In one of the rooms sponsored by Audio Pathways, the always-impressive yet consistently difficult-to-photograph-in-the-dark Raidho Acoustics C1.1 loudspeakers ($CAD18,000/pair) sounded excellent with a slightly-less-photo-phobic Jeff Rowland Continuum S2 integrated amp ($10,500), set up with Transparent cabling.
Granted, I know little to nothing about the home theater market, but I thought this was kind of cool: a paint called Screen Goo, available through all Sherwin-Williams dealers, that can be used to transform any flat, paintable surface into a projection screen. This two-stage treatmenta reflective undercoat, topped with a semi-translucent diffusive top coatis 100% acrylic, with a very low VOC content. Screen Goo is available with different degrees of pigmentation; the photo above compares unity-gain white, on the far right, with two other shades. This company’s biggest market? According to Kevin Nute of Goo Systems, it’s theme-park installations (eg, the Haunted Mansion at Disney World).
Red Wine Audio of Holden, MA, was the remaining link in the Sound by Singer chain: The aforementioned Bricasti D/A converter was, by means of its own volume control, used to directly drive a pair of Red Wine Liliana monoblock amplifiers ($5995/pair), wherein class-A tubed input stages are mated with class-A/B FET output stages to produce 115Wpc of very sweet-sounding watts.
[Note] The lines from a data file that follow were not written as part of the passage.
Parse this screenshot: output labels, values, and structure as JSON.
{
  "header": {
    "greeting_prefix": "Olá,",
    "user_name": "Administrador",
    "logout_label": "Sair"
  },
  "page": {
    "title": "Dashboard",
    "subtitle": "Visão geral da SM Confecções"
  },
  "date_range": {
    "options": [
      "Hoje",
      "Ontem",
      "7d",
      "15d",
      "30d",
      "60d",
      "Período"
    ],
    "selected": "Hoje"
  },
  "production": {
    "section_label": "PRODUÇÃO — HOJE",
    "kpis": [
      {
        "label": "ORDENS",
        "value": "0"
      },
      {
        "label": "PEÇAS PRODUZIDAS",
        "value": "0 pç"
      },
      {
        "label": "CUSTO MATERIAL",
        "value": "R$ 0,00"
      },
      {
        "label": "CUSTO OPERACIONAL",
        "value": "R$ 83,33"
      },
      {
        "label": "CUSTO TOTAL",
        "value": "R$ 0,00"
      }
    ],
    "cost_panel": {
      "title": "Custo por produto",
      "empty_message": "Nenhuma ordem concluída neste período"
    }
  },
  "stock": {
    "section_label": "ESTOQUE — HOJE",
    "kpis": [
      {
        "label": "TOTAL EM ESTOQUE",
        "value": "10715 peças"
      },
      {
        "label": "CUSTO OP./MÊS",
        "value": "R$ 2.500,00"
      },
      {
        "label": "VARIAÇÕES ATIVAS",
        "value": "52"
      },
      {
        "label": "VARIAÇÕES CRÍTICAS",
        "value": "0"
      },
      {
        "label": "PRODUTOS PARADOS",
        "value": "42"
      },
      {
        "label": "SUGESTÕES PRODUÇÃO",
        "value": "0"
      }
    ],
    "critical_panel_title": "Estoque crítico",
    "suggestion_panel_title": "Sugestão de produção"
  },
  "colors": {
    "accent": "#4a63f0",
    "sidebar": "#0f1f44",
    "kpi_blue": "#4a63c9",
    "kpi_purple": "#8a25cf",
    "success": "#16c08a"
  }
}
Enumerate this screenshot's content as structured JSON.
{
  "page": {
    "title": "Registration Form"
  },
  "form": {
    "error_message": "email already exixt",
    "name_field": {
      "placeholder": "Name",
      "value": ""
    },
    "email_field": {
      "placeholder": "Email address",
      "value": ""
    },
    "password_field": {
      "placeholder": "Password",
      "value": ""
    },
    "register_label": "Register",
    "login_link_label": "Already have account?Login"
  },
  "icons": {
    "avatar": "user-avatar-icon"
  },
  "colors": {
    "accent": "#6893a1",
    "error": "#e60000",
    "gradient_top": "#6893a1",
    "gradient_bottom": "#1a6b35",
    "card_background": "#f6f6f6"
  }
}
In this pic, Red Wine CEO Vinnie Rossi shows off the innards of his Isabella preamplifier ($3995 without phono-stage option), which uses 6H30 "super tubes," yet also supports all triodes in the 6922 family.
As names go, "Reference 3A" is awful. It sounds less like a company than it does a model number, as in the Dudco Reference 3A (on sale now wherever Fourier speakers used to be sold); I find it hard not to expect a Reference 3B with each new year. Add to that a cumbersome and somewhat meaningless model designation, "MM de Capo i"—what do the Ms stand for? what does the i stand for? haven't there been other de Capos in audio recently?—and my poor brain becomes utterly confused. And the older I get, the less I can tolerate being confused. Forgive me if, during the course of this review, I get lazy and fall back on the lazy and admittedly somewhat Clintonesque this speaker.
I see a pattern taking shape: Roy Gandy's Rega Research offered their first CD player in 1996, which was 13 years after the medium was introduced to the public. Now, in 2006, some 50 years after Joe Grado designed and sold the first moving-coil phono cartridges, Rega has released one of those. The year 2016 may see the first Rega fluoroscope, or perhaps wire recorder. And it'll be a good one, I'm sure.
You've heard it said that the early bird catches the worm, which is all well and good if you like worms. If you're more interested in music, you might want to follow the lead of Roy Gandy instead: He's the managing director of Rega Research, a 331/3-year-old audio company that was the very last of its kind to enter the CD market. Rega's first CD player, the Planet of 1996, was a success in virtually every way.
For a word that first appeared in print only 35 years ago, prequel has a lot of impact—if only in a commercial sense. The television series Smallville has become a staple of American broadcasting. Film producers gambled millions on the chance that audiences would want to know what happened when Batman began. And while moviegoers have turned their backs on the apparently awful Hannibal Rising, the book of the same name is doing brisk business indeed.
I saw it coming back in 1996. That was when Rega introduced their full-bore assault on the state of the art of record replay, the Planar 9 turntable. The P9 was and is a superb product, but because it sells for $3900—more than five times the price of the company's bread-and-butter model, the venerable Rega Planar 3—its introduction created an enormous price gap. And that's not to mention all the numbers between 3 and 9 that have languished for so long: How could you not expect Rega to fill in the blanks with Planars 4, 5, 6, 7, and 8?
I tried to name a high-end audio product that's been recommended more often than the Rega Planar 3 turntable. I failed.
The closest I could come was Rega's own RB300 tonearm, surely the best-selling perfectionist tonearm of all time. After that came the Rega Planar 2 turntable, a sample of which I owned and loved in the early 1980s. Next on my list was the original Rega Elys, a moving-magnet cartridge that sounded as chunky and direct as it was cheap and magenta.